Forests in the desert
This article was first published on the website of The Guardian on March 9, 2023.
Jordan is one of the driest nations on the planet, but Deema Assaf believes that with time, patience and new conservation techniques she can turn it green again.
Deema Assaf walked slowly through Birgish, one of only a few forests in Jordan, careful not to step on one of the delicate wild orchids. "We once had dense forests," she said. "There were elephants, rhinos and the Asiatic lion, animals which used to co-exist with people here." She gazed up at the top of an old oak tree and said, "Discovering that made me see the landscape from a different perspective. It is fascinating to see the potential if human intervention were not affecting it negatively."
Seeing the landscape from a different perspective
Deema is an architect and urban forester. Petite and blue-eyed, she is an avid collector of information about native plants and the natural world. She is the founder and director of "Tayyun", an Amman-based research studio exploring urban rewilding and the regeneration of urban ecosystems through native forest creation and cross-species architecture.
After working as a full-time architect for more than ten years, Deema left her job to look for something more meaningful. She became deeply involved in regenerative landscaping and native forest creation, often referred to as permaculture. She was inspired by a video about a 2,000-year-old forest in Morocco made by Geoff Lawton, an expert in permaculture.
In the film, she saw a man-made forest in a dry country, with a high ceiling of foliage, sleek pillars of palm trees and walls of fruit trees surrounding a series of cool dark glades where filtered light seeped in. The forest floor was carpeted with shrubs and grass. Inspired, she decided that this was what she wanted to do in her native Jordan.
Small ecosystems are fundamental
Her research led her to the Miyawaki method, which creates ultra-dense, highly biodiverse, multi-layered native forests ten times faster than nature itself does. The method initiates the restoration of lost indigenous forests, a process that would normally take hundreds of years. "Moving from architecture to urban rewilding and native forest creation simply felt like the right thing to do," she said. Her approach goes beyond planting individual trees. It is about establishing a complex and dynamic plant "community" in a "living" soil, reconnecting native species that co-evolved together for thousands of years.
Currently, Jordan's land is mostly arid; much of it is desert. Rainfall is scarce. According to the UN Food and Agriculture Organization (FAO), forests in Jordan cover only about 86,000 hectares or 1% of the country's surface. Despite the challenge, Assaf believes it is crucial to act, now more than ever. "It is not drought that causes bare ground; it is bare ground that causes drought." She says the more we work on greening, the more water we will get and that nature has the ability to restore itself, even in the driest places. "Working with nature is a gentle yet firm call for patience, determination and faith to trust the process."

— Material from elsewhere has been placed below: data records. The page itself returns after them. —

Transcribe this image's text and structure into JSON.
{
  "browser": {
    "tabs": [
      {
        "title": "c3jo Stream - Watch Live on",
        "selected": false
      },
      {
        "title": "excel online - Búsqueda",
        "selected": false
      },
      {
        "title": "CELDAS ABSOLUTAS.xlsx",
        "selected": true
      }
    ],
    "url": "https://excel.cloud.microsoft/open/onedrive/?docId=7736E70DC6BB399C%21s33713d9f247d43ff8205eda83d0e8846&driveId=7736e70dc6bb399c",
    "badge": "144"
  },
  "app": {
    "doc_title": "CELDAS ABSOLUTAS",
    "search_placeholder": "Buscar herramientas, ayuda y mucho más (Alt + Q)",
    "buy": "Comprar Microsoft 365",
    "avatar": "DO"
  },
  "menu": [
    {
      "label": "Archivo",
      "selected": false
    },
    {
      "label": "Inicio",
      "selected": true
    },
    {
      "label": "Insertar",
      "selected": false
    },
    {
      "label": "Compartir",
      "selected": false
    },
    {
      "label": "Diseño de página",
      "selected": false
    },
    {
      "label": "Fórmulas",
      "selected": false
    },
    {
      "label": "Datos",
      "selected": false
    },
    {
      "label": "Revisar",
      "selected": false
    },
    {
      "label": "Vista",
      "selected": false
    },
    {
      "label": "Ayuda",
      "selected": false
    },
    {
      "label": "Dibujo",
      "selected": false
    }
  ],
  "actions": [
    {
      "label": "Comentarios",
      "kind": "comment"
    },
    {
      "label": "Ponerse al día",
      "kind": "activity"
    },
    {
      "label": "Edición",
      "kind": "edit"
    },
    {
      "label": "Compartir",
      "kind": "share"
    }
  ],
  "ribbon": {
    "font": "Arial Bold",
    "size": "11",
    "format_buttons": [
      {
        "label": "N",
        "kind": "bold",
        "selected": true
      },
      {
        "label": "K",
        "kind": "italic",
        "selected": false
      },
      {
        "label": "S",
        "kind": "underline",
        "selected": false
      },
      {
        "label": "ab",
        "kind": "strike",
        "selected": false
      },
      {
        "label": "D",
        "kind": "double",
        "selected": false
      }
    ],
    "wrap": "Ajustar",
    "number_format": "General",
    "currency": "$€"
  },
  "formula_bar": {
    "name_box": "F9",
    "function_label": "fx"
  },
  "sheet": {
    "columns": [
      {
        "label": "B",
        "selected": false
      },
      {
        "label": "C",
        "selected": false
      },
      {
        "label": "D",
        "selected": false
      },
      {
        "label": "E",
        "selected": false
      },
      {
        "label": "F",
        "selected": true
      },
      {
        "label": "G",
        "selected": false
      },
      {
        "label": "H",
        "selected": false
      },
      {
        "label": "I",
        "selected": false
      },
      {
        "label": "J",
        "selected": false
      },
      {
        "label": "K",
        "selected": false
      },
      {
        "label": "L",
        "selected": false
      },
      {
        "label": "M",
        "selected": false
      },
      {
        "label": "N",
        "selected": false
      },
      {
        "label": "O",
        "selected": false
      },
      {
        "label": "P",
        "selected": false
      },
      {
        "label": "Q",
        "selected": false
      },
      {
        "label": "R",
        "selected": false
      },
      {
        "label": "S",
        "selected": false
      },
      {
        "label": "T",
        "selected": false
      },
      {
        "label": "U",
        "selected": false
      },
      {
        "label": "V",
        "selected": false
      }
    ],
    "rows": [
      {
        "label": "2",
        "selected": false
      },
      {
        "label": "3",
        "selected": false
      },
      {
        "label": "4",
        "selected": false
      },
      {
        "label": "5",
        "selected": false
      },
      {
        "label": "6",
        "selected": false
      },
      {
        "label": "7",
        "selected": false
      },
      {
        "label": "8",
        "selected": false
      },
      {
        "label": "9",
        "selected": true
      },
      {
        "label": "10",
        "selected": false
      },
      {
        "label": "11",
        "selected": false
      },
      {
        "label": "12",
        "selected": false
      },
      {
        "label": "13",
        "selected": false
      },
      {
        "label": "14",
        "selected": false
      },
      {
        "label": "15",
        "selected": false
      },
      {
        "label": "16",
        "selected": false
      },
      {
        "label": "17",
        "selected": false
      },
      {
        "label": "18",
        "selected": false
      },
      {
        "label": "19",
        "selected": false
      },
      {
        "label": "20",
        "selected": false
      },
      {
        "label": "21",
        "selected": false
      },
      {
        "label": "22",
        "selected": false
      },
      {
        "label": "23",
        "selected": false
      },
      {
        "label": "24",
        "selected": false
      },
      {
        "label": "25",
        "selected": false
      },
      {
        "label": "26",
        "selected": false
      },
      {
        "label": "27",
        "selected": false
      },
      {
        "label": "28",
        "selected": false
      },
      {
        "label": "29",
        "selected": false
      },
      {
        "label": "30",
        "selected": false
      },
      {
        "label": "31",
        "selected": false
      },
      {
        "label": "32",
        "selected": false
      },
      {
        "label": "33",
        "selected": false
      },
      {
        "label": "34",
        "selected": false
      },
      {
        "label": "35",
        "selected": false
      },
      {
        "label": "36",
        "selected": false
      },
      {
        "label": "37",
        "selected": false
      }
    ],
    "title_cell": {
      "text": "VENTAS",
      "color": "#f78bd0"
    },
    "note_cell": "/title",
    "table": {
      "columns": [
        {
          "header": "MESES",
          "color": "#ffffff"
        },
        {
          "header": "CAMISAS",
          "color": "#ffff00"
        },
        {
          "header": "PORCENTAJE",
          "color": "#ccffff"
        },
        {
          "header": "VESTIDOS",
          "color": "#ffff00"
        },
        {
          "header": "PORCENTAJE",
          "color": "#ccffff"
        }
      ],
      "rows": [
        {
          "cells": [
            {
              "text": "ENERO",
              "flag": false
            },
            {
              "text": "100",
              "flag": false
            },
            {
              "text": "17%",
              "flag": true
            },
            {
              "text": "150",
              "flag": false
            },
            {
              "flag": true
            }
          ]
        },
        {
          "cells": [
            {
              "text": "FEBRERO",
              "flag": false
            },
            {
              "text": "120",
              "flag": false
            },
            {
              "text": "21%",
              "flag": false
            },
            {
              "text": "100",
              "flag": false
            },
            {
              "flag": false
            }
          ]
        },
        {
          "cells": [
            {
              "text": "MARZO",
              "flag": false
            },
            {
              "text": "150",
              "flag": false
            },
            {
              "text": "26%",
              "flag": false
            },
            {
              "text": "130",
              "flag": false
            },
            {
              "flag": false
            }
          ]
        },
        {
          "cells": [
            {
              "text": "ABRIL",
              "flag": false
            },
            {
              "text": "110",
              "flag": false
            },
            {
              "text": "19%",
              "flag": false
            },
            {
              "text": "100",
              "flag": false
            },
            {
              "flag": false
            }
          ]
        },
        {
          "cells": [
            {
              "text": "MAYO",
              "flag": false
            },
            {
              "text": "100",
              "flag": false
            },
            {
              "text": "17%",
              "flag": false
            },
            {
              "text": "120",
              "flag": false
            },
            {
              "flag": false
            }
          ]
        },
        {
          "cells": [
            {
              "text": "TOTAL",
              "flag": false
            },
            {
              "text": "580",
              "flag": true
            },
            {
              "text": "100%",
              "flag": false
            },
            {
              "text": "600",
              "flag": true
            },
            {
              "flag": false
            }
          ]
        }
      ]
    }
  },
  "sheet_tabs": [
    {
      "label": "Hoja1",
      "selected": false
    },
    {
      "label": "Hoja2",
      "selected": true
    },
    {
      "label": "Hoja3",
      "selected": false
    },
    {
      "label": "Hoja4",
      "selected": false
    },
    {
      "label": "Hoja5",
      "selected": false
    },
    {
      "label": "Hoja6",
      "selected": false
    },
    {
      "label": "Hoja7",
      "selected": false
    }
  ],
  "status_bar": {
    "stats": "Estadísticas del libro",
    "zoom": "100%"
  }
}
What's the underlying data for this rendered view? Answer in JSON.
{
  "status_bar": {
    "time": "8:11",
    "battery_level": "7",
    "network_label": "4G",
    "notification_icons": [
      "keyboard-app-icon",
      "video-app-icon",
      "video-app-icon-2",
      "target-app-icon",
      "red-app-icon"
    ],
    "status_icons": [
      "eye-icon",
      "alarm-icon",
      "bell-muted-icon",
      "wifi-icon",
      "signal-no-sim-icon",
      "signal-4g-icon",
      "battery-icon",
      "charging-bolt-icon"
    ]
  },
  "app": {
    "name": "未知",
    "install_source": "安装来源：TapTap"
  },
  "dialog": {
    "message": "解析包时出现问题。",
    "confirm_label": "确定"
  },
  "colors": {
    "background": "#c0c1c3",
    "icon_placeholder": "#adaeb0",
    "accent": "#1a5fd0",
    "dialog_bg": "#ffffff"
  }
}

Assaf started small. Her first site, in 2018, was only 107 square meters on private property. She has gradually built a database for native forest creation in Jordan. "We are constantly testing techniques, always learning, refining, and fine-tuning". So far, Tayyun has planted four forests with more than 2,700 native plant seedlings. The organisation also collects seeds for others, including those of endangered species in Jordan.
"It's in the land's DNA"
She organises workshops and offers volunteer opportunities where people from all walks of life can join tree planting, seed harvesting and seed processing. Today, Assaf is preparing a fifth forest with 1,100 native plant seedlings. When asked how she chooses a site, she replied, "It is pretty simple. If it was once a forest, it could be a forest again. It is in the land’s DNA."